Melikian, however, also reveals the interplay between academics and collectors when he catalogues the long list of museum professionals who moonlighted as advisors to the van Otterloos:
Mr. van Otterloo, an investment fund manager, and his wife began buying pictures in a small way. […] The financier grinned as he reminisced about the prints and pictures with horses and carriages that first caught their attention — their New Hampshire farmhouse had prompted the hobby.
It was Peter Sutton, then curator of European paintings at the Boston Museum of Fine Arts, who encouraged them to buy Dutch 17th-century paintings. Mr. van Otterloo had a businessman’s reflex: In 1993, he asked the curator to become their adviser.
When Mr. Sutton left the museum in 1995 to head Christie’s Old Masters Department in New York, Simon Levie, a former Rijksmuseum director, succeeded him, and when Mr. Levie retired in 2009, his friend Mr. Duparc took over. What makes Mr. and Mrs. van Otterloo’s approach to collecting unusual, however, is that they have bought, and still buy, what they love, although they do have each picture systematically checked before making a final decision.

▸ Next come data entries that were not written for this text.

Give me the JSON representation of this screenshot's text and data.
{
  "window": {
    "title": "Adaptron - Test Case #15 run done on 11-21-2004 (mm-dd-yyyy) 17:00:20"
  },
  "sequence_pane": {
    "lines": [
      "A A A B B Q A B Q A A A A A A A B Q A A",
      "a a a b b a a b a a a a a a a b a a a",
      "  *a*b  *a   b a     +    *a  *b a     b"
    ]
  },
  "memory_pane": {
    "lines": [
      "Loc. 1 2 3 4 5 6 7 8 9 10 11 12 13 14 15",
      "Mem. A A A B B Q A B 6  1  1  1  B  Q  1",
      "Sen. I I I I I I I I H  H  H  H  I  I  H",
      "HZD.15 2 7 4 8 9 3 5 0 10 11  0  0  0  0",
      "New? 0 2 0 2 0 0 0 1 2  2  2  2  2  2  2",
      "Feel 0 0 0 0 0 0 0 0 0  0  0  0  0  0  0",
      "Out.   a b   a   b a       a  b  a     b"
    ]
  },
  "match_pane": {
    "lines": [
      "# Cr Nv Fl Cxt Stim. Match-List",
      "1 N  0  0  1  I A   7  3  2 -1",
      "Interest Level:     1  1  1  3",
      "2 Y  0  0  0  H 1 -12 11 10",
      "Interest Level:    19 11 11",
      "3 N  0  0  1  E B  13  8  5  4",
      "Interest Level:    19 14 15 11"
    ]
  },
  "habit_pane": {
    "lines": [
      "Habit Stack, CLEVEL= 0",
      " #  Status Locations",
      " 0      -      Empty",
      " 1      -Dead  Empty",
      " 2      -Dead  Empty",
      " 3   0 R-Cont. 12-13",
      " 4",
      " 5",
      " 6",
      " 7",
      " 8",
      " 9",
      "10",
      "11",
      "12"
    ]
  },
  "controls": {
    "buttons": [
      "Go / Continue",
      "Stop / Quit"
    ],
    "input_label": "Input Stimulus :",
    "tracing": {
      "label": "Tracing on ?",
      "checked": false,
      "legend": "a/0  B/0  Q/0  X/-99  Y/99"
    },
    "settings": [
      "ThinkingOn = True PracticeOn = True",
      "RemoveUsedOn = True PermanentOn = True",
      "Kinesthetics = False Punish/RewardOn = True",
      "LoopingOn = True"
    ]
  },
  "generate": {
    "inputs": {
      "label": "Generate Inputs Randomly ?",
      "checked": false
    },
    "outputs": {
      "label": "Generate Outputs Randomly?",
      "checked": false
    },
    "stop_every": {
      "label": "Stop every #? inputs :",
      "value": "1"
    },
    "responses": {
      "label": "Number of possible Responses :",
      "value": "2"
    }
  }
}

Dutch Masterpieces, Assembled by Art Lovers (New York Times)